Waterland was my first introduction to Graham Swift. My sweet and thoughtful husband bought a copy for me about six months ago when he saw it at a secondhand bookstore (and I believe him, even if I have no memory of this) because, having read it about fifteen years ago, he knew I would like it. And, as usual, he was right.
This story takes place in the Fenlands (basically reclaimed swamps) of England. It is full of secrets and mysteries (just my thing!), both from the present and from various times past. It's as if everything is hidden under a heavy cloth. As the story unfolds, the narrator gives us glimpses under this corner and that, gradually allowing the outline of what's hidden to be seen. (Have I used that analogy before, in describing another book? I feel like I must have. But I don't care, because it works nicely, and preserves the effect of reading this novel.)

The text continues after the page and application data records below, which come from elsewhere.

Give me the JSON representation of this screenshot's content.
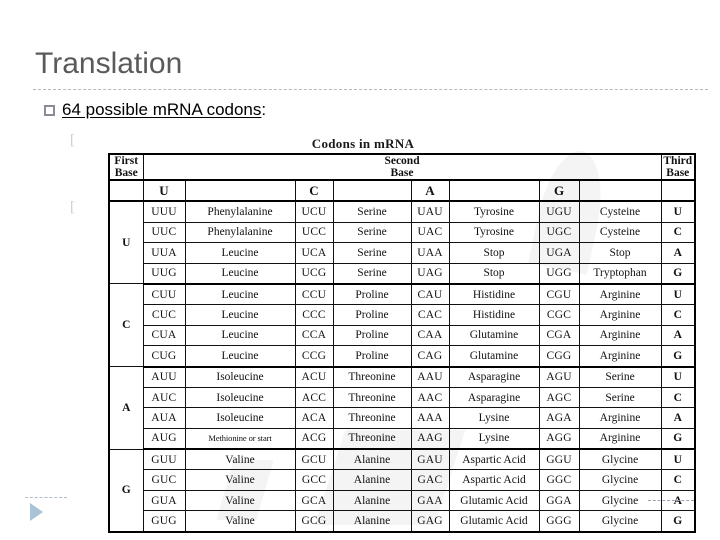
{
  "slide": {
    "title": "Translation",
    "bullet": {
      "marker": "square-bullet",
      "underlined_text": "64 possible mRNA codons",
      "trailing_text": ":"
    },
    "sub_bullet_marker": "[",
    "footer_icon": "play-triangle-icon"
  },
  "figure": {
    "caption": "Codons in mRNA",
    "headers": {
      "first_base": "First\nBase",
      "first_base_line1": "First",
      "first_base_line2": "Base",
      "second_base_line1": "Second",
      "second_base_line2": "Base",
      "third_base_line1": "Third",
      "third_base_line2": "Base",
      "second_columns": [
        "U",
        "C",
        "A",
        "G"
      ]
    },
    "blocks": [
      {
        "first_base": "U",
        "rows": [
          {
            "third_base": "U",
            "cells": [
              {
                "codon": "UUU",
                "amino": "Phenylalanine"
              },
              {
                "codon": "UCU",
                "amino": "Serine"
              },
              {
                "codon": "UAU",
                "amino": "Tyrosine"
              },
              {
                "codon": "UGU",
                "amino": "Cysteine"
              }
            ]
          },
          {
            "third_base": "C",
            "cells": [
              {
                "codon": "UUC",
                "amino": "Phenylalanine"
              },
              {
                "codon": "UCC",
                "amino": "Serine"
              },
              {
                "codon": "UAC",
                "amino": "Tyrosine"
              },
              {
                "codon": "UGC",
                "amino": "Cysteine"
              }
            ]
          },
          {
            "third_base": "A",
            "cells": [
              {
                "codon": "UUA",
                "amino": "Leucine"
              },
              {
                "codon": "UCA",
                "amino": "Serine"
              },
              {
                "codon": "UAA",
                "amino": "Stop"
              },
              {
                "codon": "UGA",
                "amino": "Stop"
              }
            ]
          },
          {
            "third_base": "G",
            "cells": [
              {
                "codon": "UUG",
                "amino": "Leucine"
              },
              {
                "codon": "UCG",
                "amino": "Serine"
              },
              {
                "codon": "UAG",
                "amino": "Stop"
              },
              {
                "codon": "UGG",
                "amino": "Tryptophan"
              }
            ]
          }
        ]
      },
      {
        "first_base": "C",
        "rows": [
          {
            "third_base": "U",
            "cells": [
              {
                "codon": "CUU",
                "amino": "Leucine"
              },
              {
                "codon": "CCU",
                "amino": "Proline"
              },
              {
                "codon": "CAU",
                "amino": "Histidine"
              },
              {
                "codon": "CGU",
                "amino": "Arginine"
              }
            ]
          },
          {
            "third_base": "C",
            "cells": [
              {
                "codon": "CUC",
                "amino": "Leucine"
              },
              {
                "codon": "CCC",
                "amino": "Proline"
              },
              {
                "codon": "CAC",
                "amino": "Histidine"
              },
              {
                "codon": "CGC",
                "amino": "Arginine"
              }
            ]
          },
          {
            "third_base": "A",
            "cells": [
              {
                "codon": "CUA",
                "amino": "Leucine"
              },
              {
                "codon": "CCA",
                "amino": "Proline"
              },
              {
                "codon": "CAA",
                "amino": "Glutamine"
              },
              {
                "codon": "CGA",
                "amino": "Arginine"
              }
            ]
          },
          {
            "third_base": "G",
            "cells": [
              {
                "codon": "CUG",
                "amino": "Leucine"
              },
              {
                "codon": "CCG",
                "amino": "Proline"
              },
              {
                "codon": "CAG",
                "amino": "Glutamine"
              },
              {
                "codon": "CGG",
                "amino": "Arginine"
              }
            ]
          }
        ]
      },
      {
        "first_base": "A",
        "rows": [
          {
            "third_base": "U",
            "cells": [
              {
                "codon": "AUU",
                "amino": "Isoleucine"
              },
              {
                "codon": "ACU",
                "amino": "Threonine"
              },
              {
                "codon": "AAU",
                "amino": "Asparagine"
              },
              {
                "codon": "AGU",
                "amino": "Serine"
              }
            ]
          },
          {
            "third_base": "C",
            "cells": [
              {
                "codon": "AUC",
                "amino": "Isoleucine"
              },
              {
                "codon": "ACC",
                "amino": "Threonine"
              },
              {
                "codon": "AAC",
                "amino": "Asparagine"
              },
              {
                "codon": "AGC",
                "amino": "Serine"
              }
            ]
          },
          {
            "third_base": "A",
            "cells": [
              {
                "codon": "AUA",
                "amino": "Isoleucine"
              },
              {
                "codon": "ACA",
                "amino": "Threonine"
              },
              {
                "codon": "AAA",
                "amino": "Lysine"
              },
              {
                "codon": "AGA",
                "amino": "Arginine"
              }
            ]
          },
          {
            "third_base": "G",
            "cells": [
              {
                "codon": "AUG",
                "amino": "Methionine or start",
                "small": true
              },
              {
                "codon": "ACG",
                "amino": "Threonine"
              },
              {
                "codon": "AAG",
                "amino": "Lysine"
              },
              {
                "codon": "AGG",
                "amino": "Arginine"
              }
            ]
          }
        ]
      },
      {
        "first_base": "G",
        "rows": [
          {
            "third_base": "U",
            "cells": [
              {
                "codon": "GUU",
                "amino": "Valine"
              },
              {
                "codon": "GCU",
                "amino": "Alanine"
              },
              {
                "codon": "GAU",
                "amino": "Aspartic Acid"
              },
              {
                "codon": "GGU",
                "amino": "Glycine"
              }
            ]
          },
          {
            "third_base": "C",
            "cells": [
              {
                "codon": "GUC",
                "amino": "Valine"
              },
              {
                "codon": "GCC",
                "amino": "Alanine"
              },
              {
                "codon": "GAC",
                "amino": "Aspartic Acid"
              },
              {
                "codon": "GGC",
                "amino": "Glycine"
              }
            ]
          },
          {
            "third_base": "A",
            "cells": [
              {
                "codon": "GUA",
                "amino": "Valine"
              },
              {
                "codon": "GCA",
                "amino": "Alanine"
              },
              {
                "codon": "GAA",
                "amino": "Glutamic Acid"
              },
              {
                "codon": "GGA",
                "amino": "Glycine"
              }
            ]
          },
          {
            "third_base": "G",
            "cells": [
              {
                "codon": "GUG",
                "amino": "Valine"
              },
              {
                "codon": "GCG",
                "amino": "Alanine"
              },
              {
                "codon": "GAG",
                "amino": "Glutamic Acid"
              },
              {
                "codon": "GGG",
                "amino": "Glycine"
              }
            ]
          }
        ]
      }
    ]
  },
  "colors": {
    "title": "#5a5a5a",
    "rule": "#b8b8b8",
    "bullet_square_border": "#8a8a99",
    "table_line": "#111111",
    "play_triangle": "#aac2d8"
  }
}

The narrator is a history teacher who finds himself following tangents during his lectures. He ends up relating his personal history rather than what would be expected from the syllabus. There's death (or murder?), war, kidnapping, insanity, really strong ale, incest, a potatohead, and emerging sexuality. And eels. Can't forget the eels. But it's not at all maudlin or melodramatic, as such a list might suggest; it's all treated with subtlety and suspense.
I'm somewhat surprised I was previously unfamiliar with Swift, who has had nine novels published over the past 3 1/2 decades. I'll definitely want to try another one of his books at some point. And I think I know which one will be next: Last Orders. Not only did it win the Booker Prize in 1996, but my copy of Waterland includes it in the same volume. Can't beat that kind of convenience.

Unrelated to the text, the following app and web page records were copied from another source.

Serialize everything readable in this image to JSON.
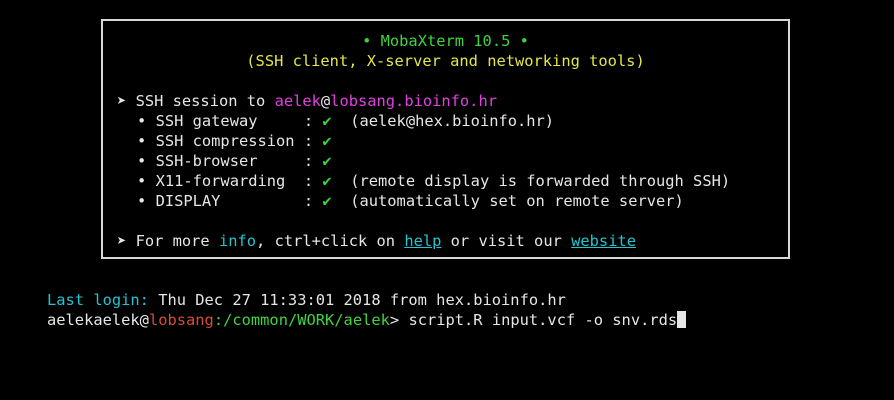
{
  "banner": {
    "title": "• MobaXterm 10.5 •",
    "subtitle": "(SSH client, X-server and networking tools)",
    "session": {
      "bullet": "➤",
      "prefix": "SSH session to ",
      "user": "aelek",
      "at": "@",
      "host": "lobsang.bioinfo.hr"
    },
    "features": [
      {
        "bullet": "•",
        "name": "SSH gateway     ",
        "sep": ":",
        "check": "✔",
        "note": "(aelek@hex.bioinfo.hr)"
      },
      {
        "bullet": "•",
        "name": "SSH compression ",
        "sep": ":",
        "check": "✔",
        "note": ""
      },
      {
        "bullet": "•",
        "name": "SSH-browser     ",
        "sep": ":",
        "check": "✔",
        "note": ""
      },
      {
        "bullet": "•",
        "name": "X11-forwarding  ",
        "sep": ":",
        "check": "✔",
        "note": "(remote display is forwarded through SSH)"
      },
      {
        "bullet": "•",
        "name": "DISPLAY         ",
        "sep": ":",
        "check": "✔",
        "note": "(automatically set on remote server)"
      }
    ],
    "footer": {
      "bullet": "➤",
      "prefix": "For more ",
      "info": "info",
      "mid": ", ctrl+click on ",
      "help": "help",
      "mid2": " or visit our ",
      "website": "website"
    }
  },
  "last_login": {
    "label": "Last login:",
    "value": " Thu Dec 27 11:33:01 2018 from hex.bioinfo.hr"
  },
  "prompt": {
    "user": "aelekaelek",
    "at": "@",
    "host": "lobsang",
    "path": ":/common/WORK/aelek",
    "symbol": "> ",
    "command": "script.R input.vcf -o snv.rds"
  }
}
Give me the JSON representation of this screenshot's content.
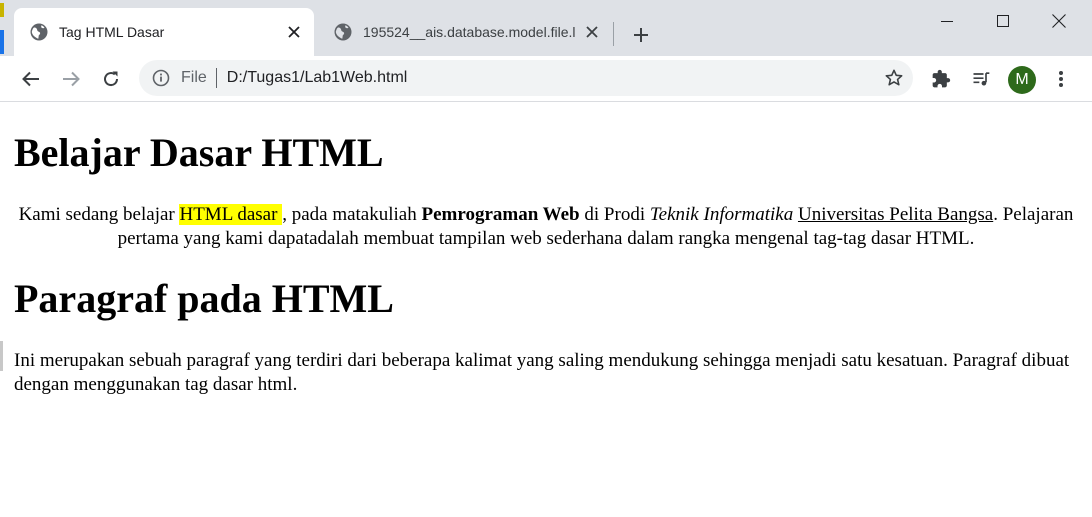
{
  "browser": {
    "tabs": [
      {
        "title": "Tag HTML Dasar",
        "active": true,
        "favicon": "globe-icon"
      },
      {
        "title": "195524__ais.database.model.file.l",
        "active": false,
        "favicon": "globe-icon"
      }
    ],
    "address": {
      "label": "File",
      "url": "D:/Tugas1/Lab1Web.html"
    },
    "profile_initial": "M"
  },
  "document": {
    "heading1": "Belajar Dasar HTML",
    "paragraph1": {
      "t1": "Kami sedang belajar ",
      "highlight": "HTML dasar ",
      "t2": ", pada matakuliah ",
      "bold": "Pemrograman Web",
      "t3": " di Prodi ",
      "italic": "Teknik Informatika",
      "t4": " ",
      "underline": "Universitas Pelita Bangsa",
      "t5": ". Pelajaran pertama yang kami dapatadalah membuat tampilan web sederhana dalam rangka mengenal tag-tag dasar HTML."
    },
    "heading2": "Paragraf pada HTML",
    "paragraph2": "Ini merupakan sebuah paragraf yang terdiri dari beberapa kalimat yang saling mendukung sehingga menjadi satu kesatuan. Paragraf dibuat dengan menggunakan tag dasar html."
  },
  "colors": {
    "tabstrip": "#dee1e6",
    "highlight": "#ffff00",
    "avatar": "#2e6a1b"
  }
}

I feel like I've been on a bit of a Daphne du Maurier binge recently. Though I guess it hasn't been as excessive as all that, encompassing only two books: The Scapegoat and a (not very short) story collection entitled Don't Look Now. (I'm actually not even finished with the stories yet--it's our current bedtime read.)
It's been an enjoyable time, as binges go. I have loved du Maurier ever since reading Rebecca in high school, though I haven't made it very far through her body of work. I find her writing suspenseful in an understated and subtle way. In general.
The Scapegoat is the story of an English man--a perfect French speaker--who happens to run into his exact double in France (one of a small handful of unlikely plot devices, but I was able to forgive it with a little effort). John and Jean spend a drunken evening discussing their shock and amazement and joking about the possibility of switching lives . . . or, John thought they were joking, anyway. He wakes the next morning with a hangover, all of Jean's belongings, and none of his own. Half bewildered and half outraged, John slides into Jean's life, missing every opportunity to rectify the situation.
Don't Look Now includes one of du Maurier's more famous short stories, "The Birds." Having read it, I'm now almost certain that I've never seen the Hitchcock movie based on the story, and I have no idea how that happened. Hasn't everyone seen it? On the other hand, as the owner of two parakeets, I'm not sure I want to see it . . .
So, everything considered, good times were had by all. My only problem with du Maurier is that I feel like she can't always pull off the ending. I'm not sure I was on board with the way things were left between Jean and John. The end of the eponymous story in Don't Look Now was almost silly. And "The Birds" left things completely unresolved . . . although I suppose that gives the reader the ability to ponder what might happen next, and why it happened at all.